Now we know what that plan will look like. News stories report that eight bishops have agreed to serve as “episcopal visitors” on her behalf. According to Episcopal Life Online,
Jefferts Schori's invitation to the eight bishops seeks to delegate the first of three primary canonical duties of the Presiding Bishop, that of visiting each of the Episcopal Church's 110 dioceses during each Presiding Bishop's nine-year term. The Presiding Bishop's other two principal canonical roles are to "take order" for ordaining and consecrating bishops, and to oversee certain disciplinary actions as needed.
Presumably, the other two “primary canonical duties” could be delegated on a case by case basis.
These are the bishops who have agreed to this role:
The eight are active diocesan bishops Frank Brookhart of Montana, Dorsey Henderson of Upper South Carolina (based in Columbia, S.C.), John Howe of Central Florida (based in Orlando), Gary Lillibridge of West Texas (based in San Antonio), Michael Smith of North Dakota, James Stanton of Dallas, and Geralyn Wolf of Rhode Island, together with retired Connecticut Bishop Clarence Coleridge.
There will, I’m sure, be intense discussion about these bishops. Two names stand out to me. The first is Bishop Geralyn Wolf of Rhode Island. She has participated in the meetings of the “Windsor Bishops” in Texas, and so would have credentials for some. At the same time, some of those bishops most vocal about a need for alternative oversight are also those who do not believe a woman ought to be ordained in any order.
Second, and perhaps more surprising, is the name of Bishop Stanton of Dallas. He has been a Network bishops from the beginning. At the same time, he has not moved in lockstep with other Network actions. Most critically, he has distanced himself from the requests for “alternative pastoral oversight.” Rather, he requested a “direct pastoral relationship” with Canterbury. In his address to the 2006 diocesan convention, he said,
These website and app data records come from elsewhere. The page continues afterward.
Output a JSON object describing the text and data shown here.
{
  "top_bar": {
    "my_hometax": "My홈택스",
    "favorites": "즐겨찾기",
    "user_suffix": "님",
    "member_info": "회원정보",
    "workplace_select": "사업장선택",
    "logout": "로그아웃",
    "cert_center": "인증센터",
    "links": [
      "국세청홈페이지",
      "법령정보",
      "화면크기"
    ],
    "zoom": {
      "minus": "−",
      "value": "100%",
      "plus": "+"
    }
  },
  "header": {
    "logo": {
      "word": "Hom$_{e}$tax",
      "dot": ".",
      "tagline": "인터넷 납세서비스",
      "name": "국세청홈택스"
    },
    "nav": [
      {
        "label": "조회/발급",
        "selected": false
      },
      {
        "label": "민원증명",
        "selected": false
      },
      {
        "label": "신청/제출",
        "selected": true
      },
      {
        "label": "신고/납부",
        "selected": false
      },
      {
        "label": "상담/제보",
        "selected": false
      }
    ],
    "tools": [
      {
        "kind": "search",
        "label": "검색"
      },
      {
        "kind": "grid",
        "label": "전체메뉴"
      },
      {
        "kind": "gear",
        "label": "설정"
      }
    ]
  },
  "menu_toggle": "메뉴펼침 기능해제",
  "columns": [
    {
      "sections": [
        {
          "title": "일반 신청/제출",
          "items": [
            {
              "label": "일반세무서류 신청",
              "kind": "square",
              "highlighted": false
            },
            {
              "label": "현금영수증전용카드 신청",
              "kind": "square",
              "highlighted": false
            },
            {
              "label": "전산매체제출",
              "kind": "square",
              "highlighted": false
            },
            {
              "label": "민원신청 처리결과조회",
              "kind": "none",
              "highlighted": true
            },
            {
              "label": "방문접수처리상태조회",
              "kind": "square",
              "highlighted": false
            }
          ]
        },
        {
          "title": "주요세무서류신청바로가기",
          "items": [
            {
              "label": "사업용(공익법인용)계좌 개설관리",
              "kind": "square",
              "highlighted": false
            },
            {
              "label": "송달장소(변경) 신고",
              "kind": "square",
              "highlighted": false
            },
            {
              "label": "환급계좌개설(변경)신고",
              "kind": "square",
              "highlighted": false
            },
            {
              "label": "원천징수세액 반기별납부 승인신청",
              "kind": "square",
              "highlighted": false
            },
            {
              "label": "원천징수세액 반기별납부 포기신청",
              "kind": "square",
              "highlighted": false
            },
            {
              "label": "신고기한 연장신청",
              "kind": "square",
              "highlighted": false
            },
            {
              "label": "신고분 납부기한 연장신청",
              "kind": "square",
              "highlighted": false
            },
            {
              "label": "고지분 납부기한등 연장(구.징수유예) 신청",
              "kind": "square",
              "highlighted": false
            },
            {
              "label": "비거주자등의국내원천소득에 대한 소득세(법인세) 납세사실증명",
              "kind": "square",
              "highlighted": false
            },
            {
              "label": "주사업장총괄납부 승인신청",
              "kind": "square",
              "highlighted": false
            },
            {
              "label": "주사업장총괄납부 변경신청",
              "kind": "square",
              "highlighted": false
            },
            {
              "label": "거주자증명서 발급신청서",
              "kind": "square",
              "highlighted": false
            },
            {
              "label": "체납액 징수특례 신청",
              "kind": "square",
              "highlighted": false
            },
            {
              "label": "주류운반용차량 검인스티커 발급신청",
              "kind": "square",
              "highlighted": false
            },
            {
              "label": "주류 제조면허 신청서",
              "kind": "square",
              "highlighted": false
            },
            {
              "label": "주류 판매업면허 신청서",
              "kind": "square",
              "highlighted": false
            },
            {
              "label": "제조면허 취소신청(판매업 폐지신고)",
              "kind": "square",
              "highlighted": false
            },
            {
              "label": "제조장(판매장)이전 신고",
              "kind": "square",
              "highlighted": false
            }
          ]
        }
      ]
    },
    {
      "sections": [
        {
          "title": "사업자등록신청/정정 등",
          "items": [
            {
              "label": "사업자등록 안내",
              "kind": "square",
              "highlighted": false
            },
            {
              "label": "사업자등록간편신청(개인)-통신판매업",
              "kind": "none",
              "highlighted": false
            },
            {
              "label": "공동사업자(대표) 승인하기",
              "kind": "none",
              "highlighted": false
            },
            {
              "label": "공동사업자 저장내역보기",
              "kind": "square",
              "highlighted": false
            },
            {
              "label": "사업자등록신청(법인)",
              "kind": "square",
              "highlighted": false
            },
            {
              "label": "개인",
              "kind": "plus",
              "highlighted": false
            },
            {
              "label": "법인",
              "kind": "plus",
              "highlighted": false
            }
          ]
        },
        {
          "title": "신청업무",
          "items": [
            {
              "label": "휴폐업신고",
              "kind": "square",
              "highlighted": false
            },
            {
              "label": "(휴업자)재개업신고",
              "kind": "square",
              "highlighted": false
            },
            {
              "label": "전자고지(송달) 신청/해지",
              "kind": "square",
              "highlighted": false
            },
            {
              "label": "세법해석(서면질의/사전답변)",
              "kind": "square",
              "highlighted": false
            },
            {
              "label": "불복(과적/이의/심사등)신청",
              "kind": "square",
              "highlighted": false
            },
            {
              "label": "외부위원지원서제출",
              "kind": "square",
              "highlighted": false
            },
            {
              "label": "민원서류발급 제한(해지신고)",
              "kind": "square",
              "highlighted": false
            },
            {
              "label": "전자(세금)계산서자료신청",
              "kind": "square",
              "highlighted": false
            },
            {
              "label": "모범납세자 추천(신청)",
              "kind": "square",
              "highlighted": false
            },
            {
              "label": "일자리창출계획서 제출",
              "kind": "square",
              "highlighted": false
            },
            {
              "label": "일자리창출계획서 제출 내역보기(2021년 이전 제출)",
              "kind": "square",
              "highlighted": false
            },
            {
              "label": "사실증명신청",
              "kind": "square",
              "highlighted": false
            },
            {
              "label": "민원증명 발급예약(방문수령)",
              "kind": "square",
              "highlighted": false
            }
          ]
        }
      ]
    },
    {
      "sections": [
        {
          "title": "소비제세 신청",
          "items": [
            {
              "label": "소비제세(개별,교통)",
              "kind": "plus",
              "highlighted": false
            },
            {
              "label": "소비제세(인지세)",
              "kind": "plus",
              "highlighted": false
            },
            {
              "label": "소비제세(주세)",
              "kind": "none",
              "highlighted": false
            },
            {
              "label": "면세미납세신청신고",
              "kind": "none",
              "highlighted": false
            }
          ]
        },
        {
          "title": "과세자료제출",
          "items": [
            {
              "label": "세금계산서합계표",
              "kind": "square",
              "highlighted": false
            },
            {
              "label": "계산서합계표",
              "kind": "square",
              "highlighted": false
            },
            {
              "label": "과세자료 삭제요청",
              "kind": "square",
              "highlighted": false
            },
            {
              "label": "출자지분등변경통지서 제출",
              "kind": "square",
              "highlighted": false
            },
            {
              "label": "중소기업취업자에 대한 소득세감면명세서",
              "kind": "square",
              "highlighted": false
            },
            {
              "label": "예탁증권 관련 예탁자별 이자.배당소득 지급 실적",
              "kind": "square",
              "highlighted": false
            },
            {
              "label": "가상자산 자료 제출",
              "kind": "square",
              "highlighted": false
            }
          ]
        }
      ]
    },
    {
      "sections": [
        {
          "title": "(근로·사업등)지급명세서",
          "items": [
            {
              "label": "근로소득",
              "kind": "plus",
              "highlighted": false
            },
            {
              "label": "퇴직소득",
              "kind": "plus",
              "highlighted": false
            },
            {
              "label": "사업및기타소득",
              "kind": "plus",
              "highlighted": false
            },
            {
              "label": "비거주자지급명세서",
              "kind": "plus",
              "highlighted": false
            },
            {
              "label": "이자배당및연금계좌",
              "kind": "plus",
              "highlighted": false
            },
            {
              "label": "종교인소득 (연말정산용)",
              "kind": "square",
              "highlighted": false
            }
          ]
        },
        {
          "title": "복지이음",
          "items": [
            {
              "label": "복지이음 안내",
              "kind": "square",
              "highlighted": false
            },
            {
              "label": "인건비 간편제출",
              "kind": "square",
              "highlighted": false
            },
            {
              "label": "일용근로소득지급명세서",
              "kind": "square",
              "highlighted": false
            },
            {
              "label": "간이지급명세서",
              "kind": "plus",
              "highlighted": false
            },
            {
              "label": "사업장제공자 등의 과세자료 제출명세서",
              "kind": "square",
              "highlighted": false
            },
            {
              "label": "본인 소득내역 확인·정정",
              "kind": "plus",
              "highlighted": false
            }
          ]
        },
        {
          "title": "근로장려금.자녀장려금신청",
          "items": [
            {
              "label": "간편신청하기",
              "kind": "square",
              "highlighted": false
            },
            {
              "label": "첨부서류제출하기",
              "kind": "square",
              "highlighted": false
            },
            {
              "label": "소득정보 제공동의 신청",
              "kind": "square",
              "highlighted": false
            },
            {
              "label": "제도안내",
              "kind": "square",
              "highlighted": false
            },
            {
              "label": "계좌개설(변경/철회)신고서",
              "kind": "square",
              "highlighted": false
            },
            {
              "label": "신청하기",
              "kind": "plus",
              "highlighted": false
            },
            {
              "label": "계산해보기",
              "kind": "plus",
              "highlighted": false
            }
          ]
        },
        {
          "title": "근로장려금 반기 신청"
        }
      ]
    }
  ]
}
“"Separation is not a strategy.... Those who are thinking about departing from the church are fulfilling, not Christ's call, but the world's expectations about the church — that we really cannot get along, even with each other."
His agreement to serve as an “episcopal visitor” would seem to bear that out in concrete terms.
Finally, we can note that this is in line with Designated Episcopal Pastoral Oversight (DEPO). DEPO has been approved by the House in the past, and has been recognized – arguably, endorsed – in the Windsor Report. So far it appears to have worked where both parties were willing to accept it. Providing a more formal structure for that might make it more attractive to those with some lingering concerns.
There will be a lot to talk about over the next few days, some things newsworthy, and some not. This is an interesting note on which to start.